INPUT FOR THIS TASK
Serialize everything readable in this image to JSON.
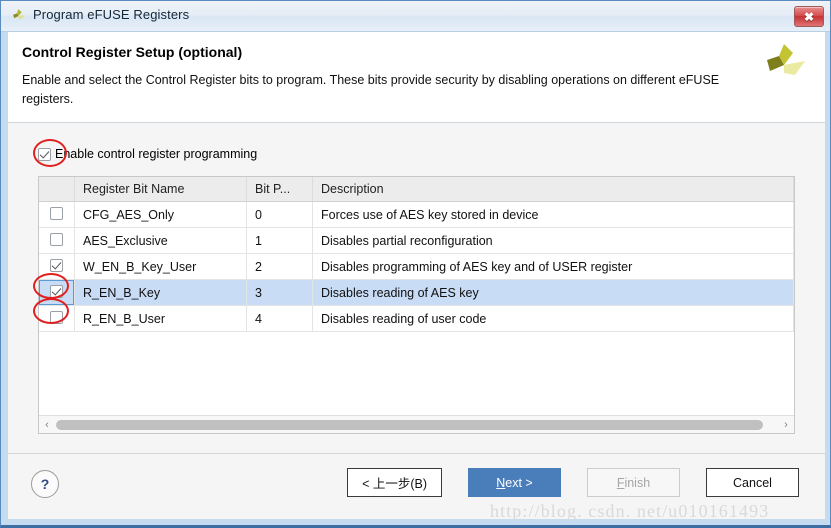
{
  "window": {
    "title": "Program eFUSE Registers",
    "icon": "xilinx-logo-icon",
    "close_label": "✖"
  },
  "header": {
    "title": "Control Register Setup (optional)",
    "description": "Enable and select the Control Register bits to program. These bits provide security by disabling operations on different eFUSE registers.",
    "logo": "xilinx-logo-icon"
  },
  "enable": {
    "label": "Enable control register programming",
    "checked": true
  },
  "table": {
    "columns": [
      "",
      "Register Bit Name",
      "Bit P...",
      "Description"
    ],
    "rows": [
      {
        "checked": false,
        "name": "CFG_AES_Only",
        "bit": "0",
        "description": "Forces use of AES key stored in device",
        "selected": false
      },
      {
        "checked": false,
        "name": "AES_Exclusive",
        "bit": "1",
        "description": "Disables partial reconfiguration",
        "selected": false
      },
      {
        "checked": true,
        "name": "W_EN_B_Key_User",
        "bit": "2",
        "description": "Disables programming of AES key and of USER register",
        "selected": false
      },
      {
        "checked": true,
        "name": "R_EN_B_Key",
        "bit": "3",
        "description": "Disables reading of AES key",
        "selected": true
      },
      {
        "checked": false,
        "name": "R_EN_B_User",
        "bit": "4",
        "description": "Disables reading of user code",
        "selected": false
      }
    ]
  },
  "scrollbar": {
    "left_arrow": "‹",
    "right_arrow": "›"
  },
  "footer": {
    "help_label": "?",
    "buttons": {
      "back": "< 上一步(B)",
      "next_prefix": "N",
      "next_suffix": "ext >",
      "finish_prefix": "F",
      "finish_suffix": "inish",
      "cancel": "Cancel"
    }
  },
  "watermark": "http://blog. csdn. net/u010161493",
  "colors": {
    "accent_blue": "#4a7ebb",
    "selection_blue": "#c9dcf5",
    "annotation_red": "#e02020",
    "close_red": "#c53232",
    "logo_olive": "#9a9a29"
  }
}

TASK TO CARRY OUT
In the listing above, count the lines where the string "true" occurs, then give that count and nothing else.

EXERCISE RESULT
4